*Assignment*.
What is needed is the number of lines below that contain the word "Work", with no other output.

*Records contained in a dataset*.
---+---

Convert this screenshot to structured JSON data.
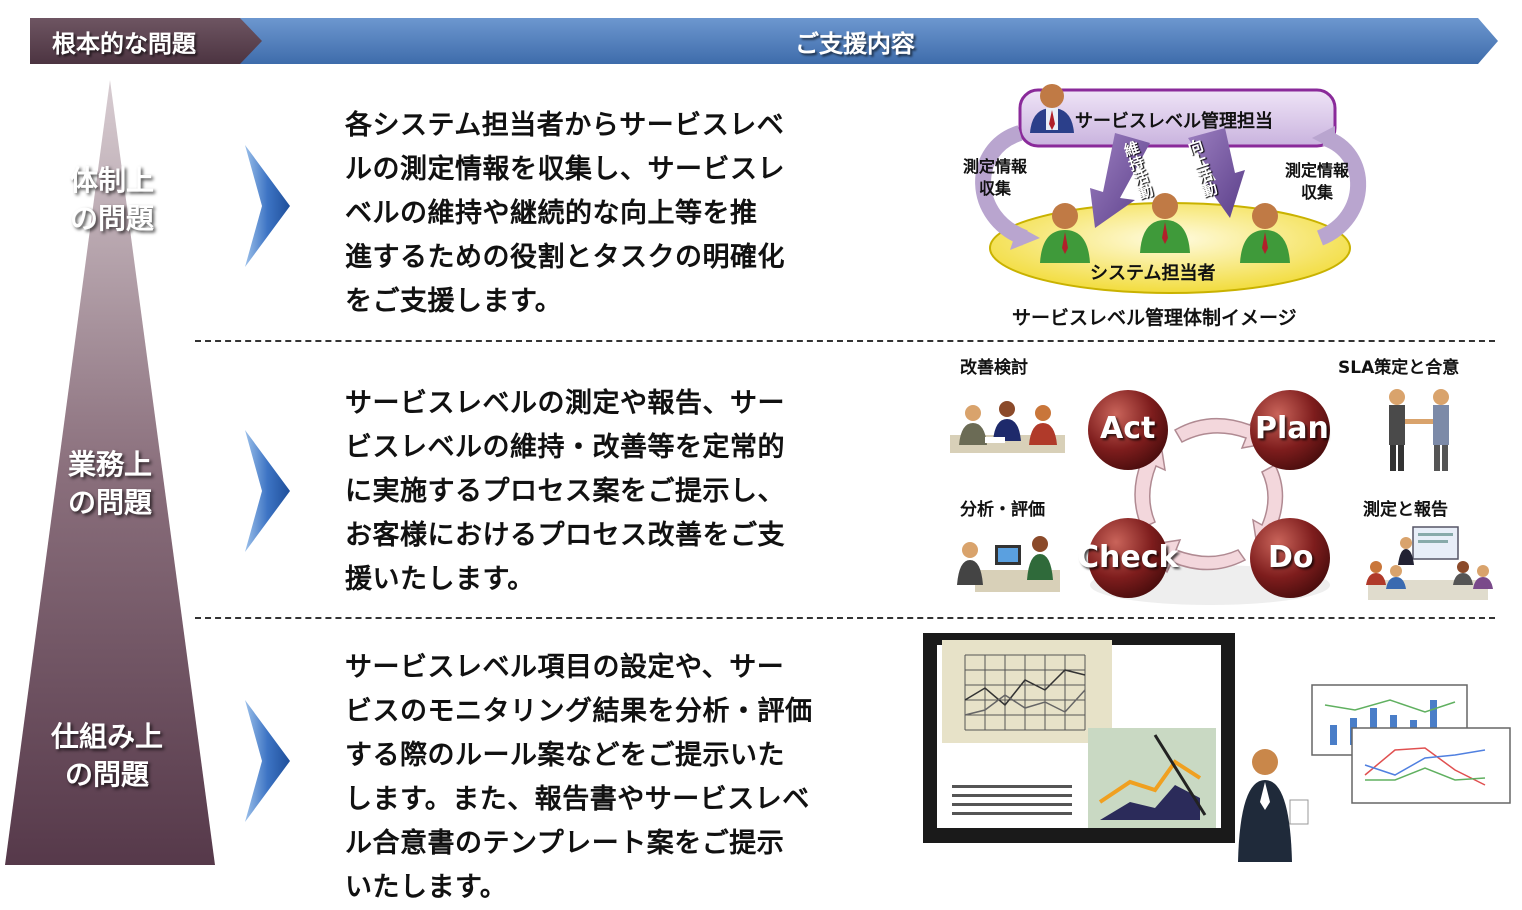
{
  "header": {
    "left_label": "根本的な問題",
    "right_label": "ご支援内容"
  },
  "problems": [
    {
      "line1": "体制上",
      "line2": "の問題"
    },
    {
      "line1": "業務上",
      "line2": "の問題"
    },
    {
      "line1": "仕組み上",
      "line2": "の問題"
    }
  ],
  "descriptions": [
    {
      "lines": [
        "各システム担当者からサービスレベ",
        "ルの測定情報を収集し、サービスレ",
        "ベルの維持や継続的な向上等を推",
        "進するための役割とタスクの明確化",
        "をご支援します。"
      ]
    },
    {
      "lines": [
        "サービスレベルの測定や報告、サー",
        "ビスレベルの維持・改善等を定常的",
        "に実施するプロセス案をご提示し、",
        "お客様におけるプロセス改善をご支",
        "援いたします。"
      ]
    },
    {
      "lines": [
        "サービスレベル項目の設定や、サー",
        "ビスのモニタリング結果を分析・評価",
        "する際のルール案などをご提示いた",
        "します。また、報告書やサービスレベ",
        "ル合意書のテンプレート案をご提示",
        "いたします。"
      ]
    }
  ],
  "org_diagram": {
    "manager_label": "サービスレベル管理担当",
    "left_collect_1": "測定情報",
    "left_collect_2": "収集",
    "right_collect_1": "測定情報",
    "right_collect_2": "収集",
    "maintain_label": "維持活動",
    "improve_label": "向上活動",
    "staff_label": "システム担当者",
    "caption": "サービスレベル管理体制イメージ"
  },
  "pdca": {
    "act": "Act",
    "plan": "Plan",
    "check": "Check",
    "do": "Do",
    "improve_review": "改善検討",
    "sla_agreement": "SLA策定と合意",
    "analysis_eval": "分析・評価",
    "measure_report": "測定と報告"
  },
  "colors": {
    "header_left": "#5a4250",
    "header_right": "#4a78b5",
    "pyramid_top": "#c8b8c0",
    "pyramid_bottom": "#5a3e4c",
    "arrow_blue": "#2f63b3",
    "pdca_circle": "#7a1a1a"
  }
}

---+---

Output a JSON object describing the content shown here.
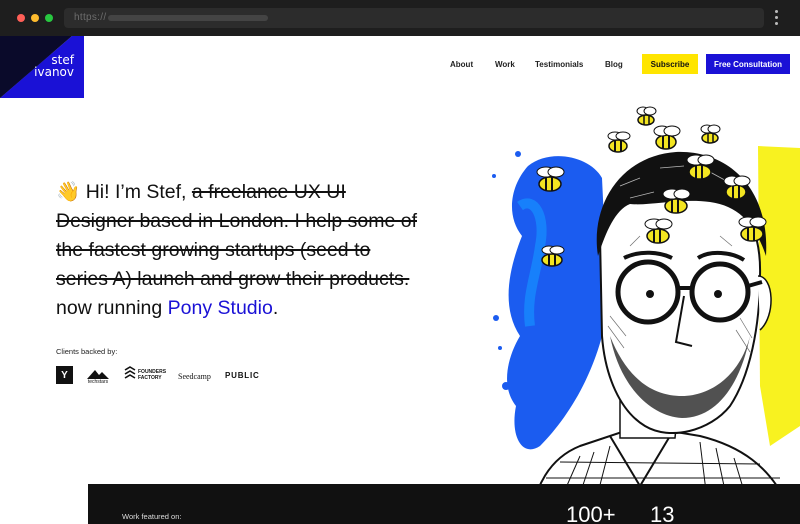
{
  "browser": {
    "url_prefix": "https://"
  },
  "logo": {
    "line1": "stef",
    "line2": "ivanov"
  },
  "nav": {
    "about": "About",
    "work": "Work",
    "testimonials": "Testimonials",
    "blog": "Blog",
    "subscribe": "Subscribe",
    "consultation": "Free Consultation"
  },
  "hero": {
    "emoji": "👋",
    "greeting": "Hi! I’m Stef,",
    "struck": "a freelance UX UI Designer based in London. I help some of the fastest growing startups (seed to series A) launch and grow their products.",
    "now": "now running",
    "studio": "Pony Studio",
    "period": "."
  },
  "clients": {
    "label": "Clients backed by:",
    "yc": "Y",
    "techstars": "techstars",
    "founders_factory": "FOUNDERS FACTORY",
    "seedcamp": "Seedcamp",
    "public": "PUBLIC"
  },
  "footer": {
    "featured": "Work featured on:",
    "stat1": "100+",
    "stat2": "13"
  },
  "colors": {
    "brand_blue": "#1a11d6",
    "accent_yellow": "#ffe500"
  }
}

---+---

*Written response*.
2